One of the biggest problems I often see is that after the dreaming phase most clients do not do any feature trimming. It may seem important to give your product as many features as possible in order to achieve more and capture more of the your audience. However, this is exactly what causes feature shock. Feature shock is essentially that moment when a new user comes to your product and they are immediately turned off by the fact that there is too much to learn or their is too much that can be done. Your audience has to be able to quickly adopt your product or at least be already familiar with the product that you are offering. If you start your product with all the features you dreamed about, you will not only feature shock your audience, but also you limit your room for expansion and improvement. Most audiences have an appreciation for small changes and updates as it shows the product is ever adapting to the needs of the audience. A stagnated, feature bloated product can essentially set you up for failure before you even get started.


So how do you prevent feature shock? Well, that answer can encompass many touch points, but there is a very simple starting point to prevent feature shock. You need to ask yourself one thing, what is the one thing that I want my audience to be able to do if they could do nothing else in my product? That answer will give you your MVP (most viable product). A MVP is essentially the core that makes your product valuable to your audience. You want to use your MVP to introduce your audience to your product. This allows your audience to not only to become aquatinted with your product at an introductory level, but to also allow you to receive feed back before you invest too much time into features that may not be desired by your audience. In short, build the starting point and let your dreams and your audience needs fuel the changes and updates to your product.

Lessons Learned

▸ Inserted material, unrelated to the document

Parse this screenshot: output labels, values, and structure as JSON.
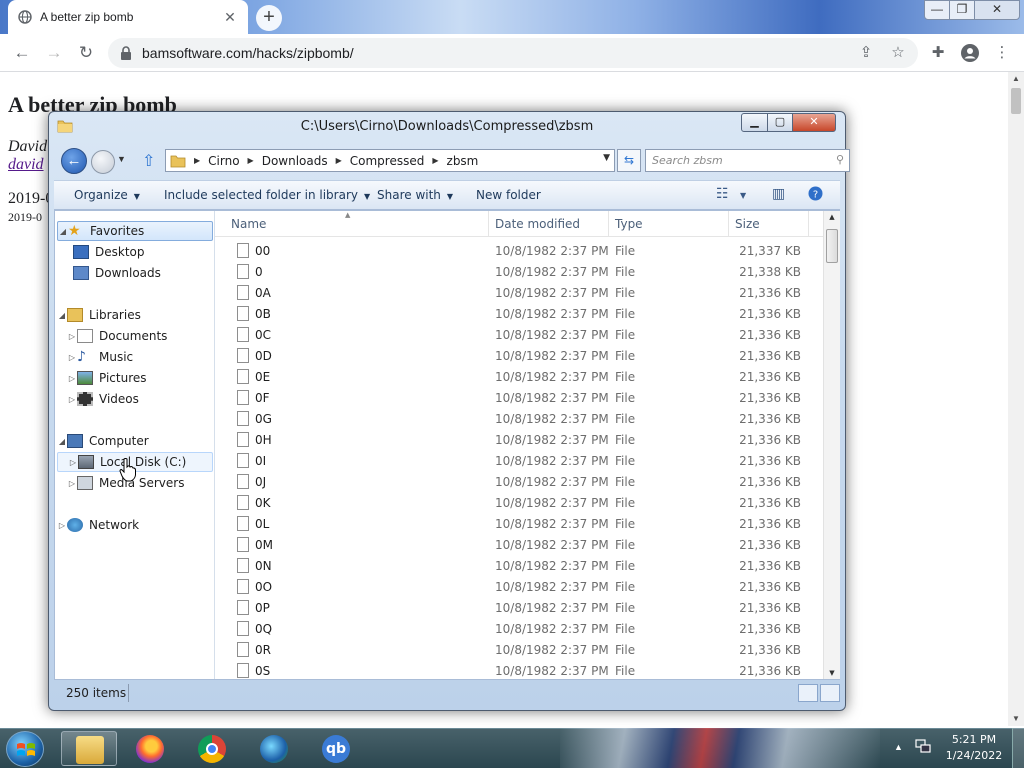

The big picture here is not to hinder your creativity and dreaming, but to structure it so that you can have an impact on your product. Dreaming big is essential to giving you guidance and an end goal for your product, just do not get too lost in it. Take the time and steps necessary to prevent feature shock, you do not want to intimidate your audience with your product before it has a chance to succeed. Either way, as long as you stay aware of your product and realistic limitations and outcomes you will hardly ever suffer from doing too much too fast.